More than only hotel chambers, gaming tables, and some renowned restaurants, the Bellagio provides a number of other draws. There are the strange fountains out front, with their music-synchronized renditions, and in the treasury and botanical gardens, excessive flora is exhibited, holding tens of thousands of flowers, a complement to the immense, flower-like Dale Chihuly candelabrum nearby. And, obviously, the Bellagio Gallery of Fine Art has housed displays on everything from Andy Warhol’s art to Faberge eggs to Samurai armor and weapons.
21. Mount Charleston
Mount Charleston is situated 35 miles north-west of Las Vegas in the Spring Mountains National Recreation Area. Though you can arrive at this area in just 30 minutes from the Las Vegas Strip, you will sense as though you have reached into another world. To start with, the height at the peak of the mountain ascertains much cooler temperatures, (often up to 20 degrees cooler). In winter you can enjoy skiing in the morning and then come back to Las Vegas to swim in the afternoon. You can travel on foot along some of the many wonderful hiking trails in summer and enjoy sledding and skiing in winter –instructions are get-at-able. Other entertainment activities you could attempt include locating wildlife, mountain biking, camping, and picnicking.
22. Sand Harbour
Located three miles south of Incline Village along the photogenic coasts of Lake Tahoe, Sand Harbor provides tourists with a 55-acre playground comprised of lengthy white beaches, spread forest areas, creeks, bays, and wonderful lake sights. You can see all the arrangements you require for a grand day out at the Visitor’s Center, which also contains a snack bar. Although the prime feature at Sand Harbor is on rowing, jet-skiing, swimming, and other water sports, there are also a pair of nature trails for hiking. The transparent waters and wonderful rock formations make the harbor a beloved spot for scuba diving and swimming. If you go there in summer, you can watch a performance at the Lake Tahoe Shakespeare Festival.
23. Great Basin National Park
Great Basin National Park is located in eastern Nevada near the Utah border. The park offers an amazing diversity of ecosystems, wonderful caves and stone art, and lovely chances for hiking and beholding nature. There are two Tourist’s Centers where you can see some displays, take maps, and talk about your tour with a ranger – kids can choose the Junior Ranger Program to keep them occupied during your travel.
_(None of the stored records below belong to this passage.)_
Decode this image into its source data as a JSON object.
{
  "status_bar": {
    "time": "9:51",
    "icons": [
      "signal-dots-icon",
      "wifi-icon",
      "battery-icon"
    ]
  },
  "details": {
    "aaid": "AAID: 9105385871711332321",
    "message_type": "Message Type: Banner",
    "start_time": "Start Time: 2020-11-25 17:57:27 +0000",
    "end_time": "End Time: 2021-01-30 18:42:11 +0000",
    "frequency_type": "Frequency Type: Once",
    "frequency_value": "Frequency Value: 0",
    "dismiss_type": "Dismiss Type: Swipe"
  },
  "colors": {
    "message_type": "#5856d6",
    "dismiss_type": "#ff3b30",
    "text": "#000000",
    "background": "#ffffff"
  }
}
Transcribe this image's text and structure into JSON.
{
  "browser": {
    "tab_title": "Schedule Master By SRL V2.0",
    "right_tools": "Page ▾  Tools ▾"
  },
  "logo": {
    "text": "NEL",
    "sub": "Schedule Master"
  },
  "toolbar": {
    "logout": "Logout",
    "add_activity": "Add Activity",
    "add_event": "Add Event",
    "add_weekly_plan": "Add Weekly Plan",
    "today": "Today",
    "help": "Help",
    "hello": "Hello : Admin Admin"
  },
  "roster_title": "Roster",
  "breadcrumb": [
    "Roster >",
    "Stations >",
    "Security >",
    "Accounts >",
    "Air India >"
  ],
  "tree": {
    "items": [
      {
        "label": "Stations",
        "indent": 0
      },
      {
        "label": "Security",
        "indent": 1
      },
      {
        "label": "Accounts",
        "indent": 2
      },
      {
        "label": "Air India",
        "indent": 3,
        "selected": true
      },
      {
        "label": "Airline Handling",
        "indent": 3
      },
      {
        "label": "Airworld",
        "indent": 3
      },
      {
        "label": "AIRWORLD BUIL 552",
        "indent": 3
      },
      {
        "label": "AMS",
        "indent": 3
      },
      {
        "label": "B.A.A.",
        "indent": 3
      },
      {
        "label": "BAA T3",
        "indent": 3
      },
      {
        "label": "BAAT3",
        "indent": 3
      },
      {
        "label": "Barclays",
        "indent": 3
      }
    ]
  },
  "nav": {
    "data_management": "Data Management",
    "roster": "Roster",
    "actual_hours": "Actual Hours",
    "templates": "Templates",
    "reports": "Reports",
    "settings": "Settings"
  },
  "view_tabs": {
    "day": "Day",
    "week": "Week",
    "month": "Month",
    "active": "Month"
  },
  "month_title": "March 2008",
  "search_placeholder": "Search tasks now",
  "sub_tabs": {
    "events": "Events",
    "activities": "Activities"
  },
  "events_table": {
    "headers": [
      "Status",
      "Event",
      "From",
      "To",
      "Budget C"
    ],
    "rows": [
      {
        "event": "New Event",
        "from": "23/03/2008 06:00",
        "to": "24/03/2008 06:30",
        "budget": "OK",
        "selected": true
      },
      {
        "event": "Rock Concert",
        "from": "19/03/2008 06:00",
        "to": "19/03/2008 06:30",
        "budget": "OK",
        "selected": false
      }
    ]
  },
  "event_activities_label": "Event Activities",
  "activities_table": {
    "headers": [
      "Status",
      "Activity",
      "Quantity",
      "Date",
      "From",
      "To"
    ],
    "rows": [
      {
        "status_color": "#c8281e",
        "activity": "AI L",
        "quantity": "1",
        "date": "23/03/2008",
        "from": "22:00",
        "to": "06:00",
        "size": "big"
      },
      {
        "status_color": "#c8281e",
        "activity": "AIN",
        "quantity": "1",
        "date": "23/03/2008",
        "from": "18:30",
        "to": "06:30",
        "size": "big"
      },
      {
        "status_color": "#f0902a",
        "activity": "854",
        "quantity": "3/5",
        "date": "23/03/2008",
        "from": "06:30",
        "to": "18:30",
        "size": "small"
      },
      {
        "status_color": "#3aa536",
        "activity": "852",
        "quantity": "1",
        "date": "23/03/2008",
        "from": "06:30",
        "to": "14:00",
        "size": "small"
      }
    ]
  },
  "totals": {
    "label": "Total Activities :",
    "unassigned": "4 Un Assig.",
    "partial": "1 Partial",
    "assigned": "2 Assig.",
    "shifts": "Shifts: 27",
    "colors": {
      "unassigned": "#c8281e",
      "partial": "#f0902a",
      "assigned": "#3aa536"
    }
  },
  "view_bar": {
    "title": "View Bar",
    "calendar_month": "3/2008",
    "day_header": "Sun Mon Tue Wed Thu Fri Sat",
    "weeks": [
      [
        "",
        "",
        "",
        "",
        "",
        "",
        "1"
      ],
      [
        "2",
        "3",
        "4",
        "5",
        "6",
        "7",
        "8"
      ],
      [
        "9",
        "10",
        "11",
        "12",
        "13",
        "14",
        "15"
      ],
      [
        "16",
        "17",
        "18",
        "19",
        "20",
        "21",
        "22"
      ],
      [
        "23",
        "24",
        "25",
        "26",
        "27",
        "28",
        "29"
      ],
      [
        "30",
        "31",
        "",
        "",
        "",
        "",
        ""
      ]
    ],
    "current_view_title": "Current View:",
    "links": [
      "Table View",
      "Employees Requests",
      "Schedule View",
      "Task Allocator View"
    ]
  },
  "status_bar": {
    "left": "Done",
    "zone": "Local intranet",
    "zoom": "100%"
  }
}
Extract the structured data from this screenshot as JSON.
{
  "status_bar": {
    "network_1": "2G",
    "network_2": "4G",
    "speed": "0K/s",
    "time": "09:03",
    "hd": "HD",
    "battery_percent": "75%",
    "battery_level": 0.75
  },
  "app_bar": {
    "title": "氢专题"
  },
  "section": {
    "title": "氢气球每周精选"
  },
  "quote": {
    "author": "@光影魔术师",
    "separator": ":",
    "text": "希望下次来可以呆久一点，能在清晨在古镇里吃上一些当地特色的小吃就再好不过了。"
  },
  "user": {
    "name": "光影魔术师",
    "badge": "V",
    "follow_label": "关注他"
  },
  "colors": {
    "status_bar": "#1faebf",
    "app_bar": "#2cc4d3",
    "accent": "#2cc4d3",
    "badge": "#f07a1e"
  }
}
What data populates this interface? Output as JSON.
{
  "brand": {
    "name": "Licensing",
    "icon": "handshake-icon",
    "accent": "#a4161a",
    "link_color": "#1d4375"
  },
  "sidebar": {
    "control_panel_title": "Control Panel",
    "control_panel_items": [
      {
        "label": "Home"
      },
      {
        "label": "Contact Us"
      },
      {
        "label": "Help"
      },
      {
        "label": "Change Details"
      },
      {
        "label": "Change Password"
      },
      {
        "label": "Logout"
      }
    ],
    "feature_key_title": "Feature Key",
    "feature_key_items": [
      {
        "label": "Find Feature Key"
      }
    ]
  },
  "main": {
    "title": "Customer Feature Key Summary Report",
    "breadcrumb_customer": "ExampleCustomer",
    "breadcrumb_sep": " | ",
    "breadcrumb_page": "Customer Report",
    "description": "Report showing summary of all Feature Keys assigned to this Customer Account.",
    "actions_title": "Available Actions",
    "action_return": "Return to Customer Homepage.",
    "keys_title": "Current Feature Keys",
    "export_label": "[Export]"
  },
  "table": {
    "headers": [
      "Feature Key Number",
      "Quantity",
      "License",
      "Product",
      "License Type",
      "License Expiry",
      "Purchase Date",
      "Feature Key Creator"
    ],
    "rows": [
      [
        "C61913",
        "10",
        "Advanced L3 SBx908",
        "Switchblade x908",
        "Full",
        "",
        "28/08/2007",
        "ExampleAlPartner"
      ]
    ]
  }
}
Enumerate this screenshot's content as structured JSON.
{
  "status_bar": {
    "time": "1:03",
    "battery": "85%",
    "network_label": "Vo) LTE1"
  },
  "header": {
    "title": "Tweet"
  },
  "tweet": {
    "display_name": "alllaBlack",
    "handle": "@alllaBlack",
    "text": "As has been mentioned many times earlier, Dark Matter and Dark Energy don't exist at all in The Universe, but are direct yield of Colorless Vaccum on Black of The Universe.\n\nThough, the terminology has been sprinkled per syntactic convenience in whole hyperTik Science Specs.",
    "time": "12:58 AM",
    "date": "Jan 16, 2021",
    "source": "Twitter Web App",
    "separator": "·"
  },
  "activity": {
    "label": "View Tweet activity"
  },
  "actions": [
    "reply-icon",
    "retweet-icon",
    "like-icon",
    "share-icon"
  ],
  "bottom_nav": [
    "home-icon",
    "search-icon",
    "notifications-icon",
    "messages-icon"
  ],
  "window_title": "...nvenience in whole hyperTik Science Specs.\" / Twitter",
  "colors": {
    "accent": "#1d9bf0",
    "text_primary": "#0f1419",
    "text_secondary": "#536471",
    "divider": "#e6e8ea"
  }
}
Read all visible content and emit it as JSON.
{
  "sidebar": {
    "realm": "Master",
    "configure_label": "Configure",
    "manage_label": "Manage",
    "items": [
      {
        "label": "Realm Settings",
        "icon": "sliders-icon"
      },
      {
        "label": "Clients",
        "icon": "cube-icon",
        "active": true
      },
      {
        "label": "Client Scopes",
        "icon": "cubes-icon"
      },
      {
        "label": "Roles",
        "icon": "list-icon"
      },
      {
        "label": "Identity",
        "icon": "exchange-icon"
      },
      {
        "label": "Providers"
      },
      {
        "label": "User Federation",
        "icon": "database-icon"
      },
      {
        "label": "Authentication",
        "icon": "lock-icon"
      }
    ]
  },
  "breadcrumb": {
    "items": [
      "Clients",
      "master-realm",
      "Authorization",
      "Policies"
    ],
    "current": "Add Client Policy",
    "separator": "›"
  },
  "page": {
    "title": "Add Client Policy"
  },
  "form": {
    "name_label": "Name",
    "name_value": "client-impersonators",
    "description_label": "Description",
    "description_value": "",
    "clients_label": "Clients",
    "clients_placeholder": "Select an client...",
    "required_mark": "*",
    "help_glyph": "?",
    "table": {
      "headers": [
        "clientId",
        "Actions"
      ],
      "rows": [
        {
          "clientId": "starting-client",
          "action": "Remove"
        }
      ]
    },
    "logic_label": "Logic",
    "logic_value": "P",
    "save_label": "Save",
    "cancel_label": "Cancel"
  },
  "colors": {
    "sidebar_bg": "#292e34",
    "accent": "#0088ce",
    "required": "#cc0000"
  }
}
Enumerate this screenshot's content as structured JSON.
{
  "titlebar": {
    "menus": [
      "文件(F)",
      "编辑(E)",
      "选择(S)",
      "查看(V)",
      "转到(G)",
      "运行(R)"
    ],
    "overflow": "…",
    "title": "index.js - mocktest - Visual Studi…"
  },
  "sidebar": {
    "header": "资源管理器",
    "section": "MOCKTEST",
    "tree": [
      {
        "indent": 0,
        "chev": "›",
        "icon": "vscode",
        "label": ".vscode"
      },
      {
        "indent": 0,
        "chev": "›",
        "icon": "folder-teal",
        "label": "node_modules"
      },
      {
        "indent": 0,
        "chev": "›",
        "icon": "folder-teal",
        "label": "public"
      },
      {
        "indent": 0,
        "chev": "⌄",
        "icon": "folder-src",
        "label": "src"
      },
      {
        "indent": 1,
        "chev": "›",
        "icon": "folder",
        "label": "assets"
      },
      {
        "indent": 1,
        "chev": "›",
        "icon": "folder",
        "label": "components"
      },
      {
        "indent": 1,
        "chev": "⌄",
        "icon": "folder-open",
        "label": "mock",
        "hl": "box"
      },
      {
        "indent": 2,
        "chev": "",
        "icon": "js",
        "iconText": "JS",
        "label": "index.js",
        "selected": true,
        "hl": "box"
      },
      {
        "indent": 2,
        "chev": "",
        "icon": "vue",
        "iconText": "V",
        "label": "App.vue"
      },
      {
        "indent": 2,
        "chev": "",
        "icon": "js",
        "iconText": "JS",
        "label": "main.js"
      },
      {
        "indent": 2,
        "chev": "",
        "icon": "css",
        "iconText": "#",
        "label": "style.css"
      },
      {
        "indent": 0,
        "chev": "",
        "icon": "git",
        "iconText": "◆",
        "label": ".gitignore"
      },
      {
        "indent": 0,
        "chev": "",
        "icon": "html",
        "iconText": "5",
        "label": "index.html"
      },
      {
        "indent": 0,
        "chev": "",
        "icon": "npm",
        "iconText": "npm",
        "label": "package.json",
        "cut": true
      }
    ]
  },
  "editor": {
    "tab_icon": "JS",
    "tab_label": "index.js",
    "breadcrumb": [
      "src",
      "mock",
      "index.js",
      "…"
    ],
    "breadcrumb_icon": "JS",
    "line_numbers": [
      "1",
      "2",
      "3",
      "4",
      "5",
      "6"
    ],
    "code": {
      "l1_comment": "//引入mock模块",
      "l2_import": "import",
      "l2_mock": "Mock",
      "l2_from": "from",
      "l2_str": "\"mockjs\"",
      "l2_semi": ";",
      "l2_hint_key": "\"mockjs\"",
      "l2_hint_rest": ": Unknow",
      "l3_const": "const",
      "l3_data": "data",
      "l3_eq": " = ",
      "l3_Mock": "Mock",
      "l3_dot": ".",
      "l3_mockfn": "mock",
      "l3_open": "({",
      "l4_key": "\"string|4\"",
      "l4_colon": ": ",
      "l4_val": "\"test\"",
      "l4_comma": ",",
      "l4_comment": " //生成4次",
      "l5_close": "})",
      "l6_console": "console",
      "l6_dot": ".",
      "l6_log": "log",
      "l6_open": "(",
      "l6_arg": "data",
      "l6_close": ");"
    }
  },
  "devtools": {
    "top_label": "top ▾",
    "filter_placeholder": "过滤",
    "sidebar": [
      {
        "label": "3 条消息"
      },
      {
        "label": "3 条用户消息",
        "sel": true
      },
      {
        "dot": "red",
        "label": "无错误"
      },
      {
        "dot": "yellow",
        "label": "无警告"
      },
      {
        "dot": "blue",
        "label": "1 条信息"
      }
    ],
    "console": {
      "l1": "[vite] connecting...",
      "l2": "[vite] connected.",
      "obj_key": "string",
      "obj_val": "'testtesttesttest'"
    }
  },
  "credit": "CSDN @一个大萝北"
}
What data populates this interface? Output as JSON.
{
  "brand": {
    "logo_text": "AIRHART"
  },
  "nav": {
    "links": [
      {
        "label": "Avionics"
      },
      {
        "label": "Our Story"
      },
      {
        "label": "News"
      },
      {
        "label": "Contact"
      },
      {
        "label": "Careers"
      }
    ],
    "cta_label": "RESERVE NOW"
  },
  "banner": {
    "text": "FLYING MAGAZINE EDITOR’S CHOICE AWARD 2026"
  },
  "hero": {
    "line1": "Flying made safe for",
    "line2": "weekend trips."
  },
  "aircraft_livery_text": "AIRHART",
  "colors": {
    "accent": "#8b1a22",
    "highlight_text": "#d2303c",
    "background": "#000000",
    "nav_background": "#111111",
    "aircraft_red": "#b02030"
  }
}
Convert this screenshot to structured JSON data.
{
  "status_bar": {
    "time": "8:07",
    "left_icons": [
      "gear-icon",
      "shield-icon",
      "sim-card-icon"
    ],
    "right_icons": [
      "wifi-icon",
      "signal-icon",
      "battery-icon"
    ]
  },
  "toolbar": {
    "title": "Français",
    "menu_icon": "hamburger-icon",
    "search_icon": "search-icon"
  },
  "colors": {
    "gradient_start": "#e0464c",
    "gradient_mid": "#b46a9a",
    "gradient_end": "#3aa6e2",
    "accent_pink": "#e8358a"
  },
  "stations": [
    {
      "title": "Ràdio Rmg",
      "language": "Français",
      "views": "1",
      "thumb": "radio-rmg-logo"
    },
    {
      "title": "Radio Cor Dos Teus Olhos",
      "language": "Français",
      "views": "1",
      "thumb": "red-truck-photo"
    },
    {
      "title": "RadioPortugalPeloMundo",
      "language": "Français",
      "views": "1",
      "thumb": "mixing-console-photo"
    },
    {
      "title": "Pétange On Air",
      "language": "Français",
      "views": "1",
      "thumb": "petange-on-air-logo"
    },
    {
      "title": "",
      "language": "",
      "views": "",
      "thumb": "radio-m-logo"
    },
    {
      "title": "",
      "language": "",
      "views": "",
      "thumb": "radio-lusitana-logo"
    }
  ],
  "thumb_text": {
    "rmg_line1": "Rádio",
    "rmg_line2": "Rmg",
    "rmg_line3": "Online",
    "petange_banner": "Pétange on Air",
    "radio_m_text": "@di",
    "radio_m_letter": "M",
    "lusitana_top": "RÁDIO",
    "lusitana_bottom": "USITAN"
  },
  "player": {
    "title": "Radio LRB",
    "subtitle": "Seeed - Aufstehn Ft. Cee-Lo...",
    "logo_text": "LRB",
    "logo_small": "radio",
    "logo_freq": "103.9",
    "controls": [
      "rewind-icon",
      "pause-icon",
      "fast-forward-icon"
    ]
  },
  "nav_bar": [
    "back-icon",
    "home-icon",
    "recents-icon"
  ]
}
You can meet with a ranger-led trip of the Lehman Caves or expend your days hiking and picnicking against the wonderful desert canvas. Camping underneath the stars is a key attraction of the park – Great Basin provides some of the ideal stargazing in the state. Additional activities include fishing on Lehman or Baker Creek or trekking to the apex of Wheeler Peak (14,063 ft).
24. Floyd Lamb Park
There is no contradiction that the Mojave Desert is awfully beautiful in its own right, but after a few days of visiting the desert views, you may be prepared to exchange the red-sandstone formations for a beautiful green park. The Floyd Lamb Park is only 20 miles from the Las Vegas Strip and stretches out around Tule Springs, which were once a significant oasis watering hole for Red Indians. Now, you can hope to see a big grassy park with four tanks where you can fish, dramatic paths to serpentine along, and picnic and barbecue sites. While you are there, you can go to Tule Springs Ranch to watch some wonderful fossil ruins of defunct mammoths, bison, and others, dating back to the Pleistocene time.
25. Cathedral Gorge State Park
You can see the Cathedral Gorge State Park in central/eastern Nevada, where the park defends and exhibits a 1,608-acre slender valley consisting of erosion-carved caverns and cathedral-like stone spires. The park is perfect for a family camping, and you can fetch along a tent or RV and expend a few days hiking along a great variety of trails through the crooked landscape. You can get a view of this region by visiting the Tourist’s Center at the park opening where you will experience exponential displays and pick up news on all the eastern Nevada State Parks. One of the most beloved hiking trails will guide you up to Millers Point, which provides wonderful sights of the canyon.